|Relationship between cumulative phenobarbital dose and plasma phenobarbital concentration among patients treated for alcohol withdrawal (Tangmose 2010). We have added green lines indicating the plasma therapeutic range for phenobarbital (64-172 micromol/L = 15-40 ug/ml), an orange line indicating the level at which mild signs of toxicity are usually noted such as ataxia and nystagmus (225 micromol/L = 50 ug/ml), and a red line indicating the lowest level which has been associated with stupor or coma (>280 micromol/L = 65 ug/ml)(Lee 2013).|
Improved pharmacokinetics with intravenous phenobarbital?
Evidence regarding phenobarbital monotherapy
In Denmark barbital, a long-acting barbiturate, has been the drug of choice in the treatment of DT for many years. It was introduced in the beginning of this century (Moller 1909). In following discussions the importance of repeated, often large doses, (that is, 0.5-1 gram), in the initial stage of the disorder was stressed. The aim of the treatment was to sedate the patient to such a degree that he fell asleep and then slept for several hours. After this “critical sleep” the symptoms often disappeared completely. The treatment as outlined in the first reports was found so favorable that barbital has been preferred by Danish psychiatrists for several decades – Kramp 1978
Phenobarbital monotherapy: Nuts and bolts

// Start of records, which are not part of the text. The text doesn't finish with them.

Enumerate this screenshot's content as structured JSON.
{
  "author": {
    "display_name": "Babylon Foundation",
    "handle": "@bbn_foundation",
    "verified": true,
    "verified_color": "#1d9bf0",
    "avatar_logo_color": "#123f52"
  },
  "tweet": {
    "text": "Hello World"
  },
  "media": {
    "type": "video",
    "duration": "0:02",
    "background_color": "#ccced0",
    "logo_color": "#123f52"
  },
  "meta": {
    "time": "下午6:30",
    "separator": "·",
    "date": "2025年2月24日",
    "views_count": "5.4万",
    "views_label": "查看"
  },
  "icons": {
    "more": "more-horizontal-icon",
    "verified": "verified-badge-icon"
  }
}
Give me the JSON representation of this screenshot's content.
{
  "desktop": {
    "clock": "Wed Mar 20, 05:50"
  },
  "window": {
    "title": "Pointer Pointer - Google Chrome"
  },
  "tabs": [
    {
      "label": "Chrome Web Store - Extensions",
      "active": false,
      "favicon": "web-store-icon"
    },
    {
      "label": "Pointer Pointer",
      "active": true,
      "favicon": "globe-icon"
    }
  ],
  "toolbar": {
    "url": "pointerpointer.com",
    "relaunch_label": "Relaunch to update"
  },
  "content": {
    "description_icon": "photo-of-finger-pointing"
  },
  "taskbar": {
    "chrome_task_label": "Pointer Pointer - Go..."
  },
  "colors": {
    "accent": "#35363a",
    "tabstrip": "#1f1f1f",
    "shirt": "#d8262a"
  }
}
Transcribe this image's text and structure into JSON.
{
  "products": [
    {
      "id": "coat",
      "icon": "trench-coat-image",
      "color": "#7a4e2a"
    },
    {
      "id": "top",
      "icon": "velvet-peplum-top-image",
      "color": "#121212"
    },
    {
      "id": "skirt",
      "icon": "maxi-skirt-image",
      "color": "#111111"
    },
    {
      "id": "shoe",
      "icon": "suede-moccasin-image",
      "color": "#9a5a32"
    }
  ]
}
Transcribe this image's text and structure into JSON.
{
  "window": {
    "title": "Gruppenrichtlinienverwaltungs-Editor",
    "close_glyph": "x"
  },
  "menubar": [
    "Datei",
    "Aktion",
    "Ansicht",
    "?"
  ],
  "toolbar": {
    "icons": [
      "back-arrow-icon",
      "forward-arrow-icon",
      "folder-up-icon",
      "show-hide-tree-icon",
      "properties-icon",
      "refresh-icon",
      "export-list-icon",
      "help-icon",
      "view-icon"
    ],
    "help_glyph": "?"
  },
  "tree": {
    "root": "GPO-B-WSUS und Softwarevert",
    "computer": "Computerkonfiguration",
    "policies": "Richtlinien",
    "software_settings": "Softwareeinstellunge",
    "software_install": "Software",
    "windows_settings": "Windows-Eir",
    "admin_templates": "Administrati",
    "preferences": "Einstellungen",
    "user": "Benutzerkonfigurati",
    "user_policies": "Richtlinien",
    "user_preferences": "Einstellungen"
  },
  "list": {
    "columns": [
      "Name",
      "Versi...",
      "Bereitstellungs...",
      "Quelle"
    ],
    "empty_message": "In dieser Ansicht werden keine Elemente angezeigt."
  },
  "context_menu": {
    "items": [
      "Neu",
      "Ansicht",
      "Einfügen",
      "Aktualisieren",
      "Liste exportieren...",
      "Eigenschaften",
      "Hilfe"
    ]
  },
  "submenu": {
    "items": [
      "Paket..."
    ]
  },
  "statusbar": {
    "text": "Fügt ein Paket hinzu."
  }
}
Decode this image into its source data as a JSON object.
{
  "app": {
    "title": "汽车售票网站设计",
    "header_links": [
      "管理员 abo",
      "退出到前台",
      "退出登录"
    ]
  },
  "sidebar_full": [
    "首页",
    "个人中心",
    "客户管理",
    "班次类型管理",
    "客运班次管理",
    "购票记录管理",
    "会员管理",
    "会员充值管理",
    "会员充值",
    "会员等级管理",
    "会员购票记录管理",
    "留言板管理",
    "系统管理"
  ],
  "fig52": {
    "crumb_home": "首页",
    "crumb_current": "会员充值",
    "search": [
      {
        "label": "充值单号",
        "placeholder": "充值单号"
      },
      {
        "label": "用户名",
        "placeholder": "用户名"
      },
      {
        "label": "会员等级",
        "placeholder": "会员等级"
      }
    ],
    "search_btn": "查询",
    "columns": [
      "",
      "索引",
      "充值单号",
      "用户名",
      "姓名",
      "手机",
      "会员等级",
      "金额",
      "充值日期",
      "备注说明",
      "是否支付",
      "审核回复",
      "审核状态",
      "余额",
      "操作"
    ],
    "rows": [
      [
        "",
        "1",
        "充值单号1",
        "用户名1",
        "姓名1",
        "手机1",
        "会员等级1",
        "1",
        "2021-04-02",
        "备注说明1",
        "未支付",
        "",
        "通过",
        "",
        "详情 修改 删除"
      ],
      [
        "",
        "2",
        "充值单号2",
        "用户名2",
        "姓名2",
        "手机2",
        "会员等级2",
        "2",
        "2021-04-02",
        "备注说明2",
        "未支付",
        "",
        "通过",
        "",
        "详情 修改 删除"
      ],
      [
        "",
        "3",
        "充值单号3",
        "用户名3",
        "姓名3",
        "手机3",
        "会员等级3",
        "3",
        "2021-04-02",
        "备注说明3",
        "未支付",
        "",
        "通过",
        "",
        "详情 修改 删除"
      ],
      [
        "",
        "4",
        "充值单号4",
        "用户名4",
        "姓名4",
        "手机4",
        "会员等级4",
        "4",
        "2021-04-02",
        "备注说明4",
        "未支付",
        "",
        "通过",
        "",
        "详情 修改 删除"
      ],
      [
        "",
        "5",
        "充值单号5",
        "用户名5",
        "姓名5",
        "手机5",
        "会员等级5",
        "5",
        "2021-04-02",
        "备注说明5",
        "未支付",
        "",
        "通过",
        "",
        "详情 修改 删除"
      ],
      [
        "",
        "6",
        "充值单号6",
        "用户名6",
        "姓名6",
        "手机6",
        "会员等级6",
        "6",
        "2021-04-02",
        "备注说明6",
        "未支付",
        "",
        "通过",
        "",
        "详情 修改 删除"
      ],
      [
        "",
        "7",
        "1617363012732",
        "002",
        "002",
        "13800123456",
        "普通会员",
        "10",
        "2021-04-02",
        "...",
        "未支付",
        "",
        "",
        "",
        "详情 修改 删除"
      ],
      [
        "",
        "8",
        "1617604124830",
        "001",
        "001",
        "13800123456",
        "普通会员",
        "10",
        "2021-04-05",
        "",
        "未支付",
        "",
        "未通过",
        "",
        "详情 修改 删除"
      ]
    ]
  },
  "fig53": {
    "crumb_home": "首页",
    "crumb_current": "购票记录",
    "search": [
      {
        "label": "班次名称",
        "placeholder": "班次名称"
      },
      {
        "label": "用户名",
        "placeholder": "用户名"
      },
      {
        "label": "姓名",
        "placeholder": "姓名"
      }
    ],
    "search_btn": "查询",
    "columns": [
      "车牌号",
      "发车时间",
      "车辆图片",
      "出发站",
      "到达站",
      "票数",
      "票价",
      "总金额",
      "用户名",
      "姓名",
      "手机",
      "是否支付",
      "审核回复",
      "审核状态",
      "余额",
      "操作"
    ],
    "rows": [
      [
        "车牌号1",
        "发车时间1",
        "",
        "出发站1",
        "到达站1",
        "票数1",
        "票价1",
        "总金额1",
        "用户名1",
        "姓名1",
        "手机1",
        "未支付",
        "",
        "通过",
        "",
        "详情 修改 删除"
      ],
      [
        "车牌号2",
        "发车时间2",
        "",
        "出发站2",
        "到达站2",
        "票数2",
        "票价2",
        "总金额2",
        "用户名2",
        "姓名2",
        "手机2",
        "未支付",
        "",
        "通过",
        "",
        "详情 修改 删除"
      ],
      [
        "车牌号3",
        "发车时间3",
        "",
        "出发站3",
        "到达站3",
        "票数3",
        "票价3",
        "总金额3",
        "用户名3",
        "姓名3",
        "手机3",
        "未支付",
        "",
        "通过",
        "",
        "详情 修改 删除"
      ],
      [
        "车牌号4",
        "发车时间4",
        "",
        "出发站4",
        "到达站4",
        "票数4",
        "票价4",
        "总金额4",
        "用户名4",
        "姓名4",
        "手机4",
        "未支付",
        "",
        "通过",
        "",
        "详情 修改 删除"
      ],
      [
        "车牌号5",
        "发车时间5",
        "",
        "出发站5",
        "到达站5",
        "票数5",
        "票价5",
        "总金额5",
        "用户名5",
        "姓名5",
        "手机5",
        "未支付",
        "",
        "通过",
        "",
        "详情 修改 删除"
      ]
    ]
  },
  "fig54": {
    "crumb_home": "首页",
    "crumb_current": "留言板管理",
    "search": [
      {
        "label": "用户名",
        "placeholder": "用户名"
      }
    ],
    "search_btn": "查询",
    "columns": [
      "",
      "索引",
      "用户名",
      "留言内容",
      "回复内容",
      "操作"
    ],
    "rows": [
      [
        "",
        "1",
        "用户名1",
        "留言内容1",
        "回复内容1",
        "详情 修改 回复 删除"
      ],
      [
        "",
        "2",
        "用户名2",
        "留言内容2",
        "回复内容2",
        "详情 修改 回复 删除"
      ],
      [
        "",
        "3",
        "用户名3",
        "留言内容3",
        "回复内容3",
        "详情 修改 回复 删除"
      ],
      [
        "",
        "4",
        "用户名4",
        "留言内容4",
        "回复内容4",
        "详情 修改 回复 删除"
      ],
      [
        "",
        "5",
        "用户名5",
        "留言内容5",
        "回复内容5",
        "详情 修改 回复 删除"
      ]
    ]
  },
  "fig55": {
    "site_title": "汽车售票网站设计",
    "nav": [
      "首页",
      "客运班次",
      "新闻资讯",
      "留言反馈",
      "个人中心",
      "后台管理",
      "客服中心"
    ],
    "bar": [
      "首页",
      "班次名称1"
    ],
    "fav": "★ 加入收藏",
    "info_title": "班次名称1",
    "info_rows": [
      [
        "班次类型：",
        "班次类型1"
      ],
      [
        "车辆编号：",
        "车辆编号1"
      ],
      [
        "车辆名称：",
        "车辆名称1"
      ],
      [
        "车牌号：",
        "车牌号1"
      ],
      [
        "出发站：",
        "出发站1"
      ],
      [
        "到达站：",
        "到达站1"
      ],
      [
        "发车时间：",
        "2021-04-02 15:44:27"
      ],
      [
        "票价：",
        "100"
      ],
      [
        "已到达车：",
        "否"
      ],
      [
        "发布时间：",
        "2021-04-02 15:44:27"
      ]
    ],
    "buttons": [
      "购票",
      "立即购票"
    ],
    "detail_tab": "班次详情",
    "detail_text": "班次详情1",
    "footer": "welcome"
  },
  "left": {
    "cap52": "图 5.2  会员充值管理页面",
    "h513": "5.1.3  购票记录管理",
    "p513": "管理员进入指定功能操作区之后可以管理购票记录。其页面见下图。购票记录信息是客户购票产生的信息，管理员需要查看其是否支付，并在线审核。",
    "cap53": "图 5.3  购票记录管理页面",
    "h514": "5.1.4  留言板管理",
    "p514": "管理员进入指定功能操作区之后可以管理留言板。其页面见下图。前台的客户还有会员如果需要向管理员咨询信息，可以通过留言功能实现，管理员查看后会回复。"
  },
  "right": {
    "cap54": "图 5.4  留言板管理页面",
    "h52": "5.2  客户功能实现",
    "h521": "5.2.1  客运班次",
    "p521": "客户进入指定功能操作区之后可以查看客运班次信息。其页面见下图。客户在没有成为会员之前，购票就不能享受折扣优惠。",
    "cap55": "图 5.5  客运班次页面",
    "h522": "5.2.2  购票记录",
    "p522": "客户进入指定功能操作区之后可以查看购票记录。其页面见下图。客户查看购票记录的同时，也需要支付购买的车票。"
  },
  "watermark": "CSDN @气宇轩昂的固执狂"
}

- Although benzodiazepines are regarded as the mainstay of treatment for alcohol withdrawal, there has never been an adequately powered RCT comparing benzodiazepines vs. phenobarbital.
- Benzodiazepines occasionally fail to control alcohol withdrawal, and may promote agitated delirium. In contrast, phenobarbital is more effective and doesn't cause paradoxical agitation.
- Some countries have extensive experience treating alcohol withdrawal with phenobarbital monotherapy. Available evidence supports the safety and efficacy of this approach.
- Phenobarbital monotherapy consists of a gradual dose titration as shown below. Once a therapeutic phenobarbital level is reached, this will gradually auto-taper and provide ongoing protection from seizures or recurrent withdrawal.